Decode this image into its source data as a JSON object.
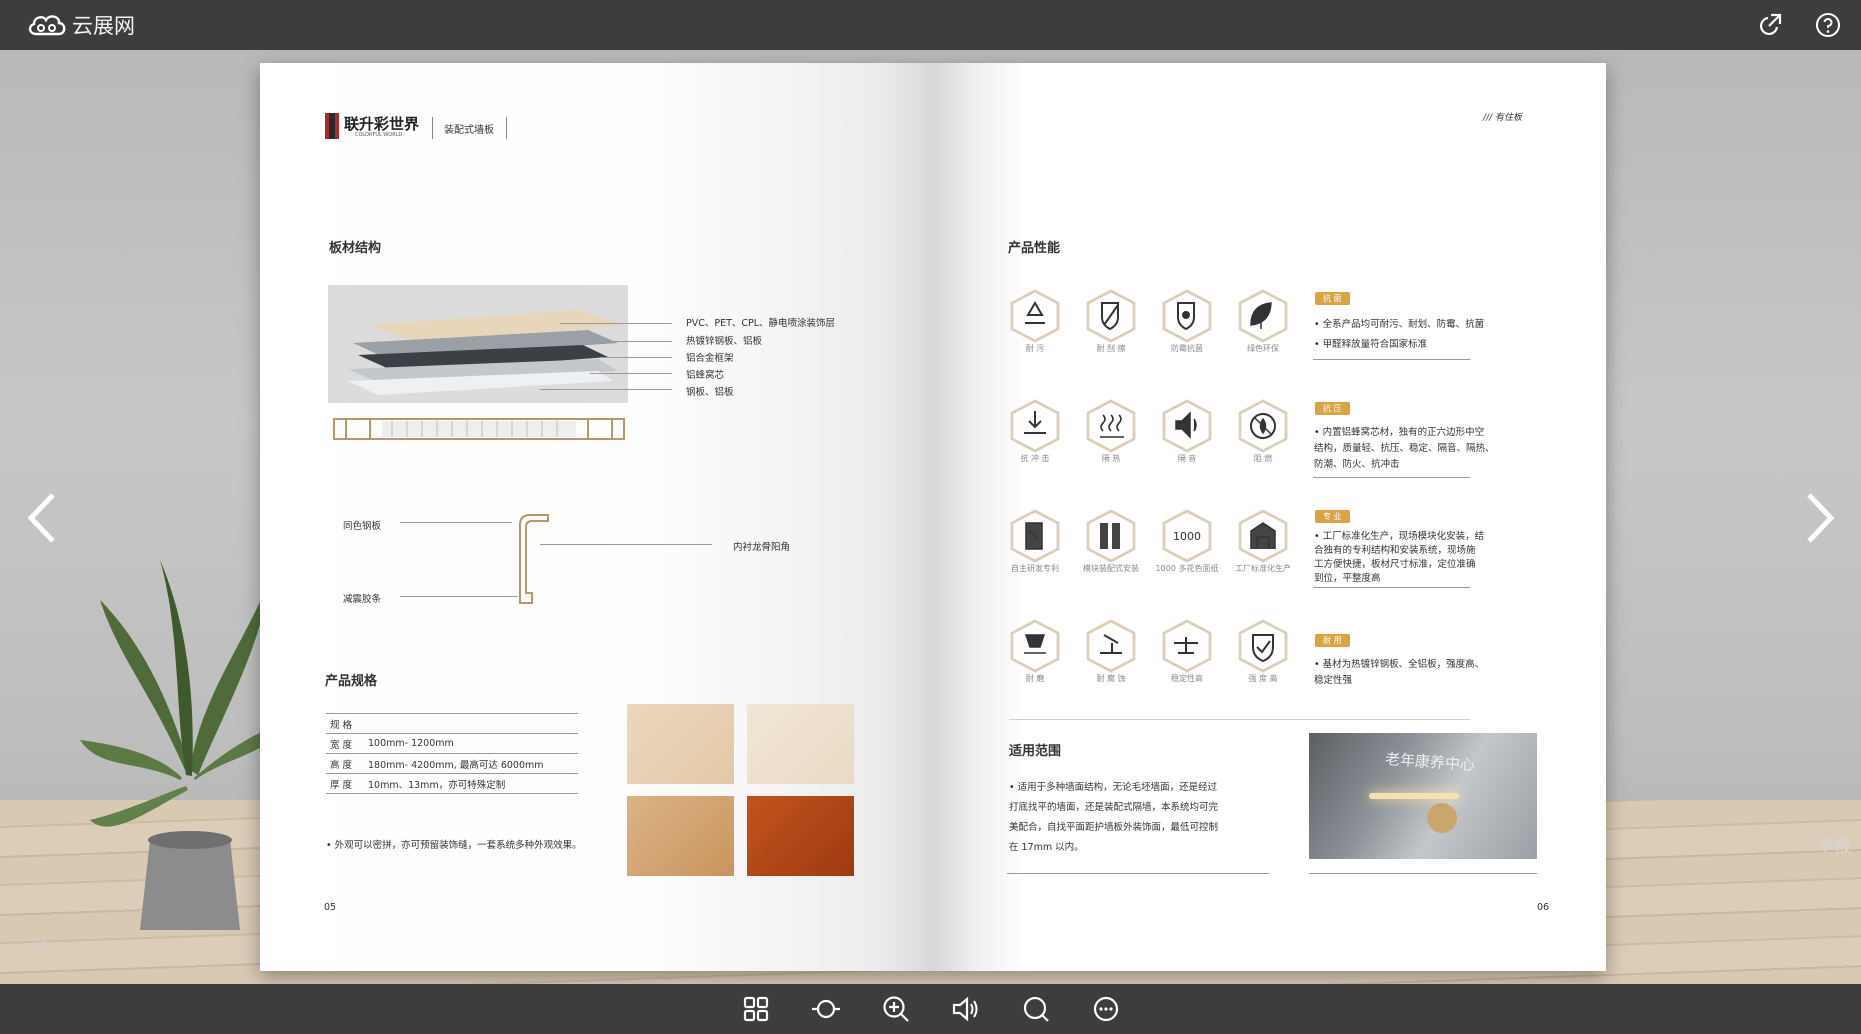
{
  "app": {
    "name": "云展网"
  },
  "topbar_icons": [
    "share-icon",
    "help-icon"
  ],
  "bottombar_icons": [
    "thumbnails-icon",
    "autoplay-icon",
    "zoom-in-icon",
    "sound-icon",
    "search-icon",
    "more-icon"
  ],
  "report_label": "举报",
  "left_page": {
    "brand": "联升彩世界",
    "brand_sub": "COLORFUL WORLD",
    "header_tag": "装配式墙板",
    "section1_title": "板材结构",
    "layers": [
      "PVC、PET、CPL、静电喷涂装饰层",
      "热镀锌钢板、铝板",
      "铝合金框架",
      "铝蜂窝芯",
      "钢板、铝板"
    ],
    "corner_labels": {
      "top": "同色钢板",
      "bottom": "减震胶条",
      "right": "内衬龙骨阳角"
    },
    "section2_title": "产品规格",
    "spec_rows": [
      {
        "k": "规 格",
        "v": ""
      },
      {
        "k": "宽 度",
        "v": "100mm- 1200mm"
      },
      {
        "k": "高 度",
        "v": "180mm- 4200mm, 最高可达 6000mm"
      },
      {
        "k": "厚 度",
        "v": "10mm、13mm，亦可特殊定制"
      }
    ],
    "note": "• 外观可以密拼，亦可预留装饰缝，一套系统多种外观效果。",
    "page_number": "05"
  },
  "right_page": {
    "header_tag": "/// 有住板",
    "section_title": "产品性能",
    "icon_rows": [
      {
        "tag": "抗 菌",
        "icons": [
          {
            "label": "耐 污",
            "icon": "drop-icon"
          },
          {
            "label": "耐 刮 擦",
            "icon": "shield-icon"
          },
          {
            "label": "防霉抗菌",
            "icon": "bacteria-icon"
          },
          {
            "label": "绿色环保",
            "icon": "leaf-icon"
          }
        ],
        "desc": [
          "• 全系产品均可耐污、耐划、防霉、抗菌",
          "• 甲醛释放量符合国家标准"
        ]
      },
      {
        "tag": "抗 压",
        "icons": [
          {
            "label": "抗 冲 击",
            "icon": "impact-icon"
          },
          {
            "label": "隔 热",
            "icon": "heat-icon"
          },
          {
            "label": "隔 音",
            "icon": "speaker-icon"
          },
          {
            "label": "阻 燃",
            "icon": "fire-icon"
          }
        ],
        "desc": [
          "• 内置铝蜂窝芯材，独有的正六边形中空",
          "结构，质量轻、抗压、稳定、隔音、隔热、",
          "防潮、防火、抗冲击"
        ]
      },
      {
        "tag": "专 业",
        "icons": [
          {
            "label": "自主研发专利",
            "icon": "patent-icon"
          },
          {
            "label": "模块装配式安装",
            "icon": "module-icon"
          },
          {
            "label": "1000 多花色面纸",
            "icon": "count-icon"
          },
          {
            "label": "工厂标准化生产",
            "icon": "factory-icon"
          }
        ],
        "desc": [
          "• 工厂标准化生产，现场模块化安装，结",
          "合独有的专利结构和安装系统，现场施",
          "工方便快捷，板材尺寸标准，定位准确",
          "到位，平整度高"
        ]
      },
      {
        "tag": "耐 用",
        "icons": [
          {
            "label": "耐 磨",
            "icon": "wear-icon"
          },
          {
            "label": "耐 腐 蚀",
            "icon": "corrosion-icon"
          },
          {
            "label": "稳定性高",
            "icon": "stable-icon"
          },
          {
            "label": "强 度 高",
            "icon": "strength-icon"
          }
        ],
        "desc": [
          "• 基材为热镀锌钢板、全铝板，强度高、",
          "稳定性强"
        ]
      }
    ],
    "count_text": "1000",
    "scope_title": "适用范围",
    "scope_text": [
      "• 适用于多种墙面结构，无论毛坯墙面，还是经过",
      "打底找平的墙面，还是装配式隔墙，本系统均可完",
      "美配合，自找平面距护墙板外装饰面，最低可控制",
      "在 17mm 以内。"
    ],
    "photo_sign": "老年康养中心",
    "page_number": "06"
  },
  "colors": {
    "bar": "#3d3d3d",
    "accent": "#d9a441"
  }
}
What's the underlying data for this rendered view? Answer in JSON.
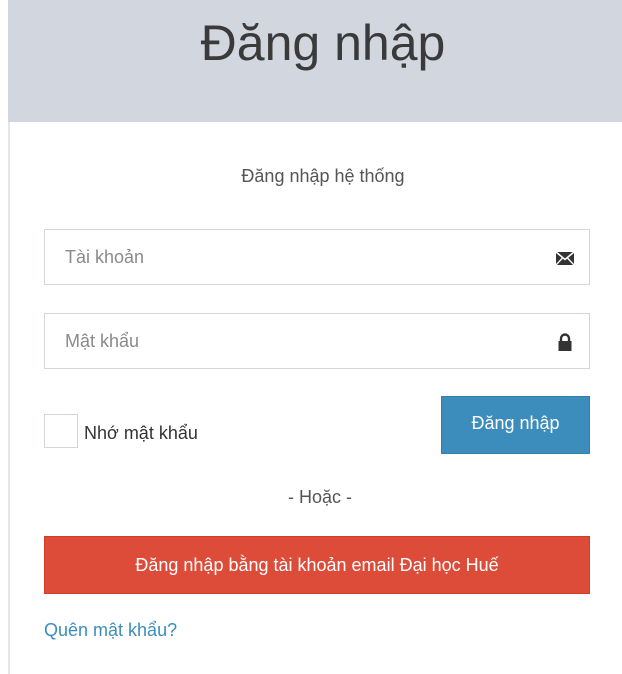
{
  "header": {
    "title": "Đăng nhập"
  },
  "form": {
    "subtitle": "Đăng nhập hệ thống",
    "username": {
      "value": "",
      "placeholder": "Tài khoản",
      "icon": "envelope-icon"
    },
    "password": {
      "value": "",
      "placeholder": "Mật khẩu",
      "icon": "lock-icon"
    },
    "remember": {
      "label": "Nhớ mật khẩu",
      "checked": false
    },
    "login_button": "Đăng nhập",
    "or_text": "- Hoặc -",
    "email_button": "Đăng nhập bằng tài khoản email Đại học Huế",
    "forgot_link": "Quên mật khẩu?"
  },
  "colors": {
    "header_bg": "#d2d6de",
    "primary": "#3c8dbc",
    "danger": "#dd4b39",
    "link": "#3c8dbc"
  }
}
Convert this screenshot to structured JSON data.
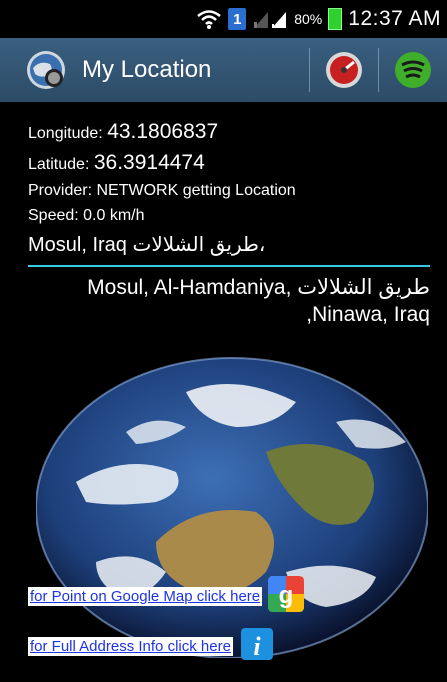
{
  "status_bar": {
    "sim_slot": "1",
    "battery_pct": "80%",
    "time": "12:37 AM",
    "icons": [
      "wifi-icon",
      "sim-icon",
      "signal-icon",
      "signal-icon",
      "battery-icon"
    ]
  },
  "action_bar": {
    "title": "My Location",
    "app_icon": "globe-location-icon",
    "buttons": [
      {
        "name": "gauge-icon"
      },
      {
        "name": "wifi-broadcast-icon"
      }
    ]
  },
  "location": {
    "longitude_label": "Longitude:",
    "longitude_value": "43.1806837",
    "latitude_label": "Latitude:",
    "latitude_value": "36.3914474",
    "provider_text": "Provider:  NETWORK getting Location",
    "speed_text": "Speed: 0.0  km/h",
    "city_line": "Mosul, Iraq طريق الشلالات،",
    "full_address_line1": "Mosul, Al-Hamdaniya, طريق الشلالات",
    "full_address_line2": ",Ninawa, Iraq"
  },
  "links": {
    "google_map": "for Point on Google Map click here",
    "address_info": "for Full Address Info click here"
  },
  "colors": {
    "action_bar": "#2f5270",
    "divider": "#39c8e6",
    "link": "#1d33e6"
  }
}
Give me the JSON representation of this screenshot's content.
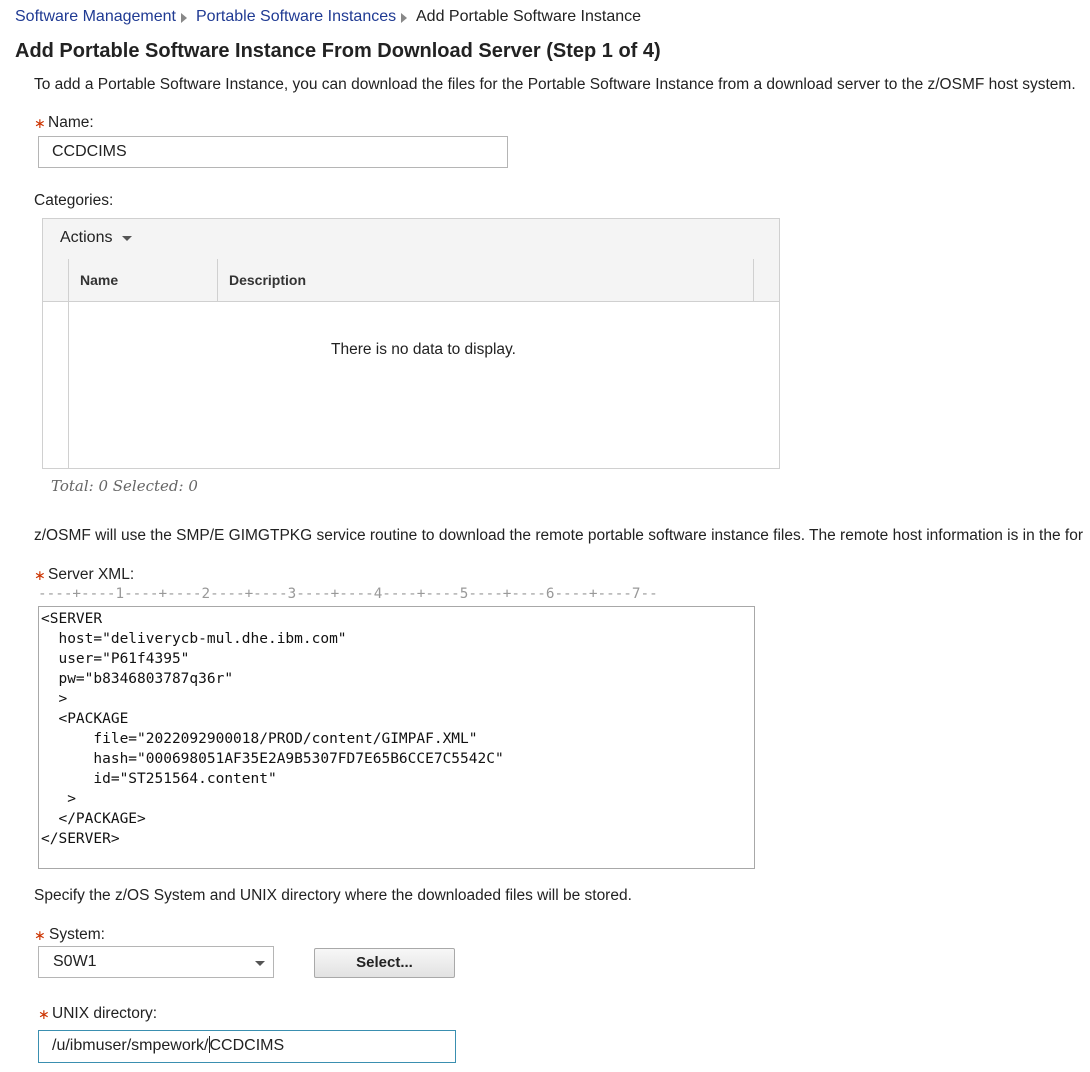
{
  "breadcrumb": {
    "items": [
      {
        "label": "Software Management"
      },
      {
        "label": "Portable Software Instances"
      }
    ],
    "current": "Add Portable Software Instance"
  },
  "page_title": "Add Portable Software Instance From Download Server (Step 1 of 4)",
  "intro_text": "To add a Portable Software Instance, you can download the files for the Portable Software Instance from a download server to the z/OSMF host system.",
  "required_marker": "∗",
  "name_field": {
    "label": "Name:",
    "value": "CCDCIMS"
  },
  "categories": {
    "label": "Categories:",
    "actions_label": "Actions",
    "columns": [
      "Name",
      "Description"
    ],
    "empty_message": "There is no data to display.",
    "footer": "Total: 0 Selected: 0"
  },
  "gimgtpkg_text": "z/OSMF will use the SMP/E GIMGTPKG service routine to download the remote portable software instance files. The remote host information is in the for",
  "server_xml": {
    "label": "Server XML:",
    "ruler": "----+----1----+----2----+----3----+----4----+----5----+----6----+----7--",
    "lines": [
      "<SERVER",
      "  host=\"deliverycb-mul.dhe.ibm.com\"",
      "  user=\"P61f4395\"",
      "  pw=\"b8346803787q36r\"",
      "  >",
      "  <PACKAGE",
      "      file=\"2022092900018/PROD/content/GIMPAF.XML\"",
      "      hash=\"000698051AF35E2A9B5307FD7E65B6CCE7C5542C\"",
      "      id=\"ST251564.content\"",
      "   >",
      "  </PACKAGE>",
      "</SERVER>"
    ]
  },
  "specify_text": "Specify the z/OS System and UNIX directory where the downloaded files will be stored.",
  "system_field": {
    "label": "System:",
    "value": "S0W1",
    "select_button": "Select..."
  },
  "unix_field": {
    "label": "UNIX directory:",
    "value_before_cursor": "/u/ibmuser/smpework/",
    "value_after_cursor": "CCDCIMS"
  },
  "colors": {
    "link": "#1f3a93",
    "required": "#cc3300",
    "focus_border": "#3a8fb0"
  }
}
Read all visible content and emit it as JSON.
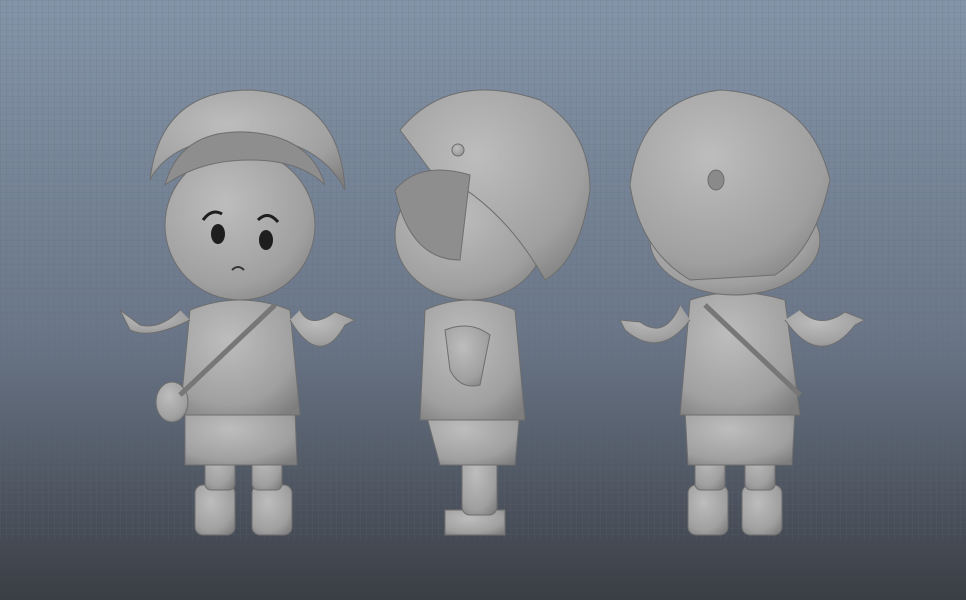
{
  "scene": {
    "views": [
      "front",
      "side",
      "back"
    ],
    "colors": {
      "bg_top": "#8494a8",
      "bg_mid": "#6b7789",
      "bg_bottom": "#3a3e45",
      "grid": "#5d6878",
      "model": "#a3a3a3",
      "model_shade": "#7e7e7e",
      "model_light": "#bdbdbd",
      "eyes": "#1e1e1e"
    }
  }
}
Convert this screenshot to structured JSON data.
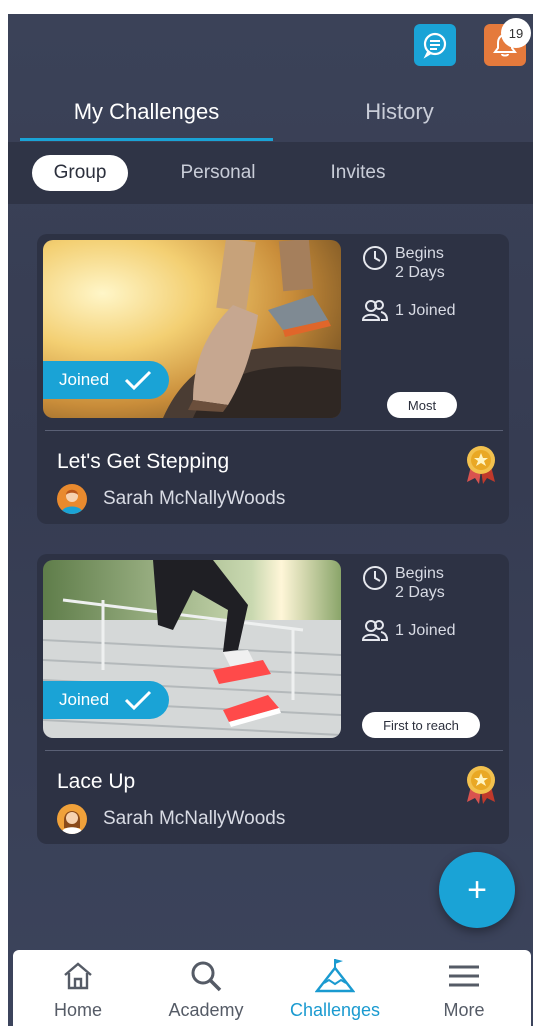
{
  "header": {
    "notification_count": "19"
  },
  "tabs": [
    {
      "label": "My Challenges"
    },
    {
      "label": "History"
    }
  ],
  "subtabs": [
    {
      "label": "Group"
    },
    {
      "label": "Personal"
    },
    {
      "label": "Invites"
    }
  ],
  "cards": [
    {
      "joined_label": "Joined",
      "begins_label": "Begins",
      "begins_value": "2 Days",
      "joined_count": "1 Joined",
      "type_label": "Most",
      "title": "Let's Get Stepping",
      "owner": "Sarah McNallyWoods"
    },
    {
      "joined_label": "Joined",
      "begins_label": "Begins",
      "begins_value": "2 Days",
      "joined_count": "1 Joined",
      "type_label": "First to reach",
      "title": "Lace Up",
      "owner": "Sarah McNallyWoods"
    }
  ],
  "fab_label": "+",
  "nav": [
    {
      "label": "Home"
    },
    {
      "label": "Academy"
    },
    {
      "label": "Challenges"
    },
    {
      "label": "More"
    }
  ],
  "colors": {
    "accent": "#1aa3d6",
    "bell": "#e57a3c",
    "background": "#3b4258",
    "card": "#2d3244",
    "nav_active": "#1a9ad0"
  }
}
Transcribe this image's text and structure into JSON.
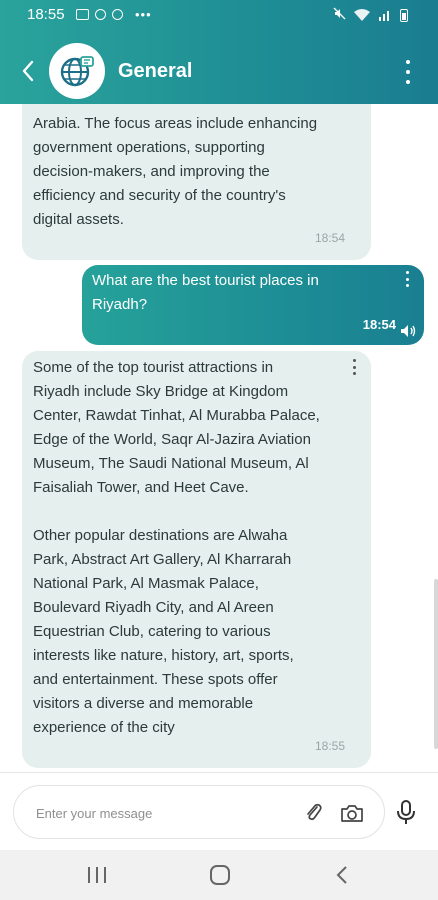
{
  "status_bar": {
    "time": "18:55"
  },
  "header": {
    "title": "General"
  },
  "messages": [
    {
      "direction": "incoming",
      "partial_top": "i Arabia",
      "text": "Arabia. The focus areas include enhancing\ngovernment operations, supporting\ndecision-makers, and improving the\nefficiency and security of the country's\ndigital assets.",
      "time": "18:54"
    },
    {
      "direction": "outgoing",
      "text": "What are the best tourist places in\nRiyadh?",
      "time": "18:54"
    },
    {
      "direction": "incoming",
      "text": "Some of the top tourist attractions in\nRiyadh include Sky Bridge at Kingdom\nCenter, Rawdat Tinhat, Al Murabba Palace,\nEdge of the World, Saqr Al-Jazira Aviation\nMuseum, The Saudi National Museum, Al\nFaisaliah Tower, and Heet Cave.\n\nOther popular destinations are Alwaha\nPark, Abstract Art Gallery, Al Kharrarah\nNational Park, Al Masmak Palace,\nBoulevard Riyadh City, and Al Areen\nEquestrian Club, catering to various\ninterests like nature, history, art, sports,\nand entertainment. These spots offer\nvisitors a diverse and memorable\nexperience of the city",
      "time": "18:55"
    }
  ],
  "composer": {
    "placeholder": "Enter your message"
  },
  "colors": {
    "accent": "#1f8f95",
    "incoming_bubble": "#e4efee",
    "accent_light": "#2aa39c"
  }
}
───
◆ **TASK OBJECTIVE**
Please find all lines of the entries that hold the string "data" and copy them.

◆ **SOLUTION TO THIS PROBLEM**
Decode this image into its source data as a JSON object.
What's the underlying data for this rendered view? Answer in JSON.
Convert this screenshot to structured JSON data.
    "empty_message": "There is no data to display.",
Convert this screenshot to structured JSON data.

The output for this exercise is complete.